Rejoice further in the fact that Richie Sambora is back in a big way. Jon has mentioned in recent interviews that Lost Highway was more a Jon Bon Jovi album than any kind of joint effort, due to Sambora’s personal demons. The Circle seems to be the exact opposite: it sounds like Jon’s guitar parts have seriously decreased in number, and Richie’s guitar solos are back front and centre where they belong. The lyrics verge from singable to tolerable to laughable, often within the same song, just like every Bon Jovi album, but the melodies are consistently great. (My personal favourite lyrical clanger: “How does money lead to greed/when there’s still hungry mouths to feed?” How indeed. Of course, the band are hardly innocent in this respect. It’s rather like being lectured on human rights by Dick Cheney.)
Best of all, for perhaps the first time since Crush, there are moments of genuine inspiration here – enough to stamp out any lingering trace of disappointment from the dull, predictable lead single “We Weren’t Born To Follow”. Track two, “When We Were Beautiful”, manages to sound enormous (in a classic U2, stadium-rock-tinged-with-world-music way) and relatively sincere, which helps it stand apart from some of the more disingenuous anthems surrounding it. I’m looking at you, “Work For The Working Man”: home of the most obvious, focus-group-approved chorus in existence. Also, it pulls off the rather incredible feat of ripping off not one, but two, older Bon Jovi songs, with a bassline that’s equal parts “Living On A Prayer” and Keep The Faith‘s hidden gem, “Fear”.
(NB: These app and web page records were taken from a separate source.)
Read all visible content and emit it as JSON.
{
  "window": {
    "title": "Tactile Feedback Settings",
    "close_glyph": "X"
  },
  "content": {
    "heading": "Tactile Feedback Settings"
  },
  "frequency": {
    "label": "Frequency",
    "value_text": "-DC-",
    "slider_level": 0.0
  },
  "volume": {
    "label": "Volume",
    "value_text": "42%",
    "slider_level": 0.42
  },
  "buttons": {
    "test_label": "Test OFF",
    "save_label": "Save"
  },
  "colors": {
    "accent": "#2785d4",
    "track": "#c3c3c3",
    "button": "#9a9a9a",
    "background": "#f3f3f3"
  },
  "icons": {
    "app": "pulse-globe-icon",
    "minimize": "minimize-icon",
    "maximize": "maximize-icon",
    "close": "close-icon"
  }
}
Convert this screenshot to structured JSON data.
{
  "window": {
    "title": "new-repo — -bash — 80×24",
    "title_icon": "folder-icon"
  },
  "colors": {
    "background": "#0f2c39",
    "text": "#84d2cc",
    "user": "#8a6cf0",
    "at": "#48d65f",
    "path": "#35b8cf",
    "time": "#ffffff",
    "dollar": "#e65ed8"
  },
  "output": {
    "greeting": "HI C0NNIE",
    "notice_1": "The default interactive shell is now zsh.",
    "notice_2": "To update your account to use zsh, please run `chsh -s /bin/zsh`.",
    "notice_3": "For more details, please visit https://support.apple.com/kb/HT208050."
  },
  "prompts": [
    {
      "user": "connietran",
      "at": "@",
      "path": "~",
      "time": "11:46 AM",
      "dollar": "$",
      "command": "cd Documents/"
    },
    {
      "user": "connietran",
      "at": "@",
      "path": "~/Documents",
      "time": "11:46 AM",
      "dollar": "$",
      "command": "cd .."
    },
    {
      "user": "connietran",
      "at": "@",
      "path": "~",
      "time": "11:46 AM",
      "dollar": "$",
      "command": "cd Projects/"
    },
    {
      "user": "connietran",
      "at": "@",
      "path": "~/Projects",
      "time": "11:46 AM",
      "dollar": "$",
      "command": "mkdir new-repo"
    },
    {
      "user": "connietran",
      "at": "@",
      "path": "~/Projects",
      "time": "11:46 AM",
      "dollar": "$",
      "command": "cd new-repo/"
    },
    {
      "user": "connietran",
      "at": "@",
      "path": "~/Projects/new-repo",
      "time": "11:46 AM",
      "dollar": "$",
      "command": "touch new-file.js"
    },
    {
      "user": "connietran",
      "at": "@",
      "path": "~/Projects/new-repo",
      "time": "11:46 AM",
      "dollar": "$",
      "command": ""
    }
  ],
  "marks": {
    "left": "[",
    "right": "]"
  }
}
The biggest problem Bon Jovi face, and have faced since their Crush comeback, is some deluded attempt to sound like a bigger, more expensive version of themselves. This means as many guitar tracks as possible (mostly muddled together by sub-standard production – how I miss the clear, distinct guitar attack on These Days) and an overly elaborate string section on each and every ballad: this albums’s main offender is the saccharine, awful “Live Before You Die”. I know Bon Jovi have never exactly been minimalists, but must every slow song drown in orchestral sludge? I can’t help but miss the band that managed to leave “Diamond Ring” well enough alone.
And when it comes right down to it, The Circle might be their strongest album since Crush, but it doesn’t come anywhere near to being as good as These Days or Keep The Faith, or their 80s classics. There’s no pop song as strong as “In These Arms”, no rock song as loose and genuine as “Little Bit Of Soul”, no anthem to match anything from Slippery When Wet or New Jersey. It’s as good as latter-day Bon Jovi gets, but nowhere near as good as they could be.